Note: It may take multiple edits to get a solid foundation for your voice. If having trouble finding your voice rewrite your chosen scene in several different styles, and then pick the one that best suites you. Remember, it must be your own unique voice, and style of voice is everything in a story.
Stage 3: Line Edit
This is the last stage of editing; this is when the writer reads sentence to sentence and paragraph to paragraph fixing the overall language, by improving the sentence flow, paragraph structure, grammar, and word choice. Line editing will distinguish your work from an amateur to a pro.
This process is slow, for it requires the writer to take his or hers time reading the story. Again get a note book and take notes as you read, without changing anything. The purpose is after you have taken detailed notes is to come up with a game plan, and once a game plan is created go through the manuscript making the necessary changes.
Few Errors to search for
- Emotional expression
- Rewording of sentences
- Sentence structure
- Paragraph structure
- Flow of the story
- Anything to improve story
Note: If you have done a thorough job with the other two editing stages then this stage should only take 1-3 edits.
After you have read your manuscript and taken detailed notes begin to make the changes to the manuscript.
Again after you have made the changes, do the process again. Read manuscript, take notes, do not change anything, and once you have completed reading the manuscript then access your notes and make another game plan (or outline), and make the necessary changes to your manuscript.
As in the other two stages take great care and do a thorough job, stage 2 was style of voice, and this stage is style of the entire manuscript as a whole. Make sure dialogue is punctuated in the correct format; fix grammar problem, sentence structure, etc. Once completed, you will have a professional looking manuscript worthy of publication, and something to be proud of.

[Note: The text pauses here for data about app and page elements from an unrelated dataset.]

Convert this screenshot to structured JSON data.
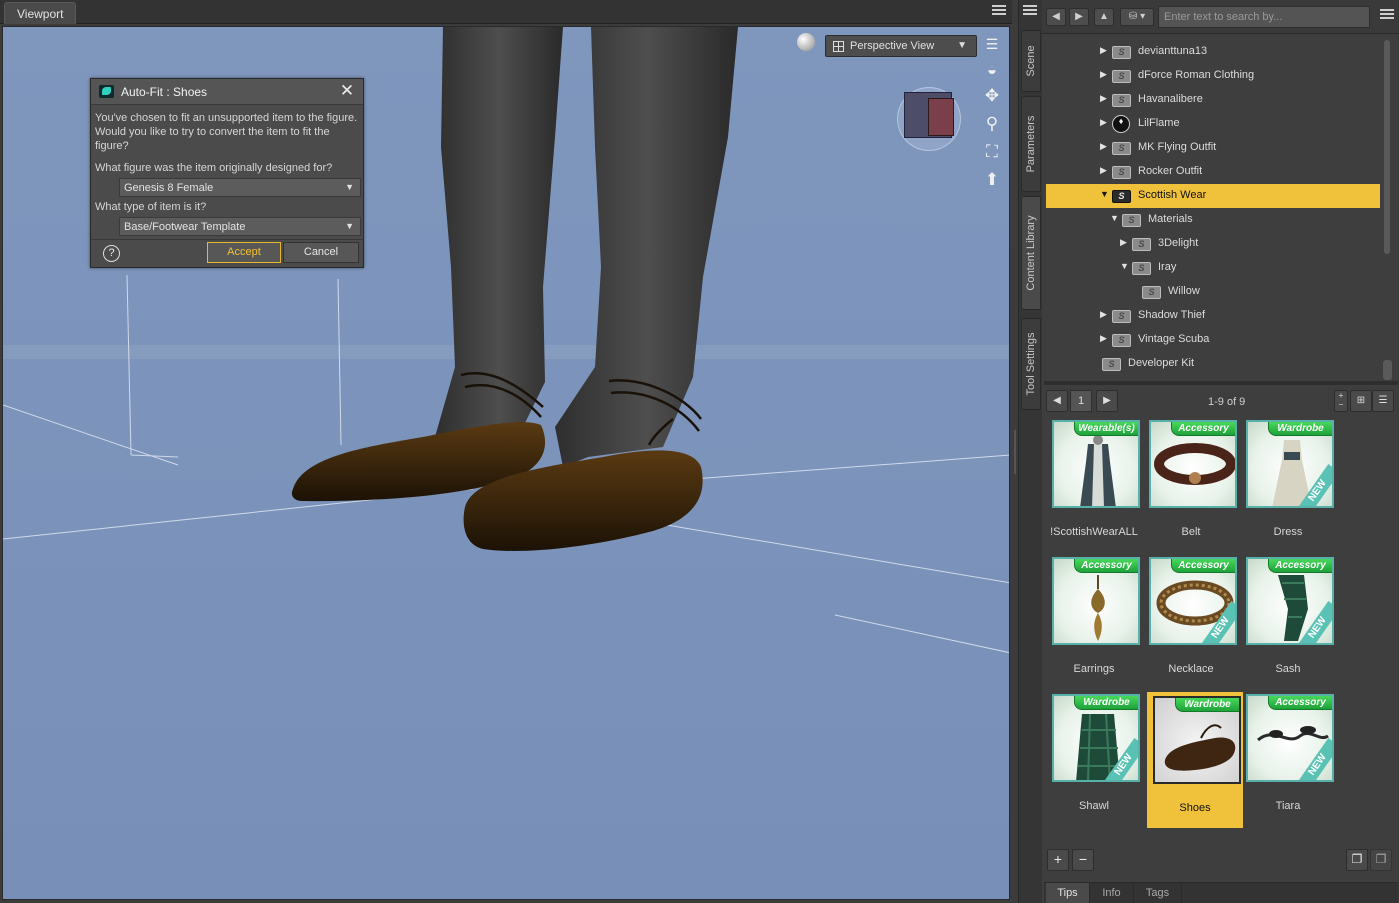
{
  "viewport": {
    "tab_label": "Viewport",
    "view_dropdown": "Perspective View",
    "colors": {
      "background": "#7890b8",
      "ground": "#8aa0c4"
    }
  },
  "dialog": {
    "title": "Auto-Fit : Shoes",
    "message_line1": "You've chosen to fit an unsupported item to the figure.",
    "message_line2": "Would you like to try to convert the item to fit the figure?",
    "question_figure": "What figure was the item originally designed for?",
    "figure_value": "Genesis 8 Female",
    "question_type": "What type of item is it?",
    "type_value": "Base/Footwear Template",
    "accept_label": "Accept",
    "cancel_label": "Cancel",
    "help_glyph": "?",
    "close_glyph": "✕"
  },
  "side_tabs": [
    "Scene",
    "Parameters",
    "Content Library",
    "Tool Settings"
  ],
  "library": {
    "search_placeholder": "Enter text to search by...",
    "tree": [
      {
        "label": "devianttuna13",
        "expanded": false
      },
      {
        "label": "dForce Roman Clothing",
        "expanded": false
      },
      {
        "label": "Havanalibere",
        "expanded": false
      },
      {
        "label": "LilFlame",
        "expanded": false
      },
      {
        "label": "MK Flying Outfit",
        "expanded": false
      },
      {
        "label": "Rocker Outfit",
        "expanded": false
      },
      {
        "label": "Scottish Wear",
        "expanded": true,
        "selected": true
      },
      {
        "label": "Materials",
        "expanded": true
      },
      {
        "label": "3Delight",
        "expanded": false
      },
      {
        "label": "Iray",
        "expanded": true
      },
      {
        "label": "Willow"
      },
      {
        "label": "Shadow Thief",
        "expanded": false
      },
      {
        "label": "Vintage Scuba",
        "expanded": false
      },
      {
        "label": "Developer Kit"
      }
    ],
    "page_number": "1",
    "count": "1-9 of 9",
    "items": [
      {
        "label": "!ScottishWearALL",
        "badge": "Wearable(s)",
        "new": false,
        "icon": "outfit-icon"
      },
      {
        "label": "Belt",
        "badge": "Accessory",
        "new": false,
        "icon": "belt-icon"
      },
      {
        "label": "Dress",
        "badge": "Wardrobe",
        "new": true,
        "icon": "dress-icon"
      },
      {
        "label": "Earrings",
        "badge": "Accessory",
        "new": false,
        "icon": "earring-icon"
      },
      {
        "label": "Necklace",
        "badge": "Accessory",
        "new": true,
        "icon": "necklace-icon"
      },
      {
        "label": "Sash",
        "badge": "Accessory",
        "new": true,
        "icon": "sash-icon"
      },
      {
        "label": "Shawl",
        "badge": "Wardrobe",
        "new": true,
        "icon": "shawl-icon"
      },
      {
        "label": "Shoes",
        "badge": "Wardrobe",
        "new": false,
        "selected": true,
        "icon": "shoes-icon"
      },
      {
        "label": "Tiara",
        "badge": "Accessory",
        "new": true,
        "icon": "tiara-icon"
      }
    ],
    "new_badge_text": "NEW",
    "footer_tabs": [
      "Tips",
      "Info",
      "Tags"
    ],
    "accent_color": "#f0c23c"
  }
}
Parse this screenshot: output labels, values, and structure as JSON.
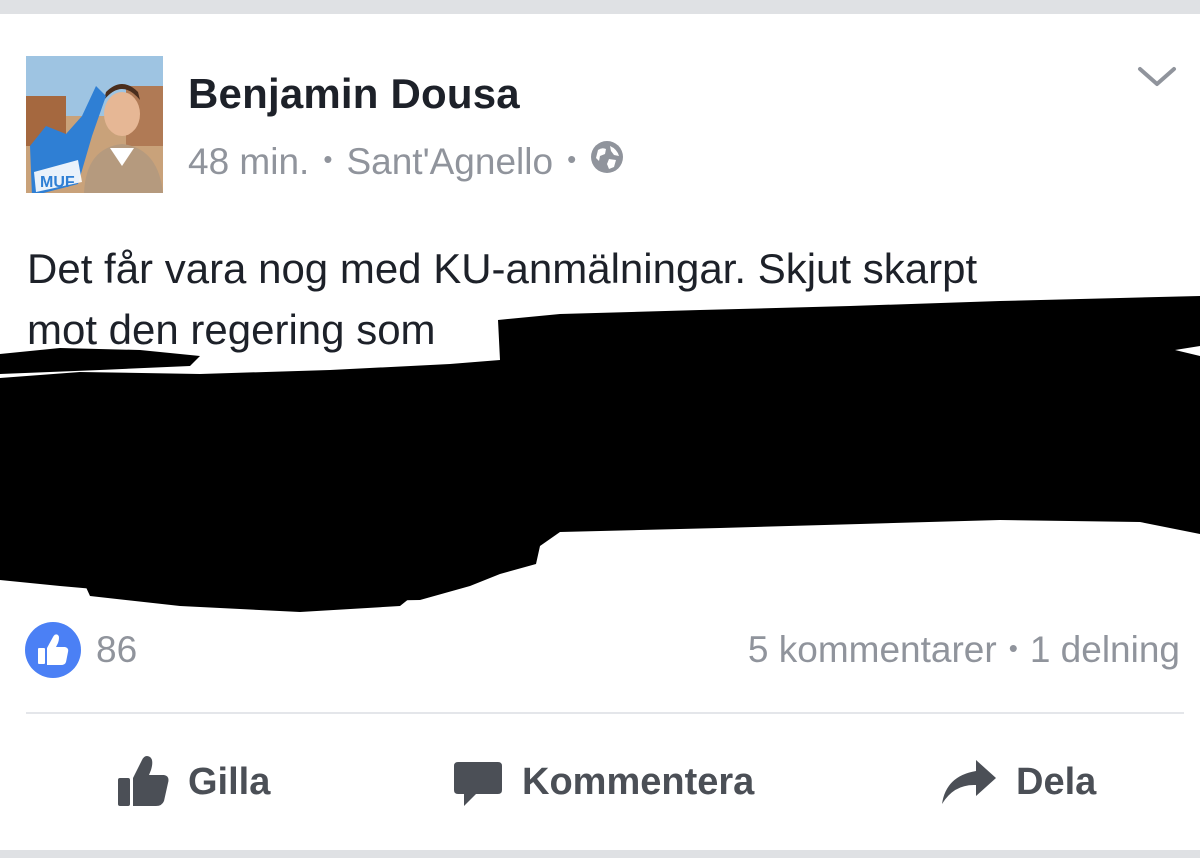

Learning to self-edit your work will pay dividends, it is a dividing line that separates amateurs from pros. Editing is hard for anyone to master; it is a constant learning process. It is a skill developed with practice. The editing process is different from writer to writer, each having a different style developed through trail and error. There are many types of editing, such copy editing, developmental editing, etc. Do your research and study, only through trail and error can you develop a style of editing that works for you. In my earlier days when I was first learning to edit I was often confused where to start or even how to start. I thought the editing process was going through the manuscript and correcting grammar, and it was only through study did I realize that line editing was the smallest part of the process, that content and voice where the major parts of editing.
Another big question many new writers ask, “How do you know when you are done with editing?” Well… there is no easy answer to this question. The truth is if you are like me you will always find something to fix, kind of like an artist, the artist is never satisfied with the artwork. It is a hard question to answer, and I still struggle with this problem to this day. It is tricky to determine. But I have found two rules to help me to end the editing process.
The two Rules
- When you don’t want change anything else.
- When you can only think of changing a word or sentence here and there.
Note: If one of these two thoughts comes to mind then you are most likely done. Remember, you are a writer and be true to the craft and yourself. Love the craft of writing and never lose sight of that fact. Editing is complicated and takes time, but it is worth the reward. So, go and be proud, love your craft, and be passionate about your work.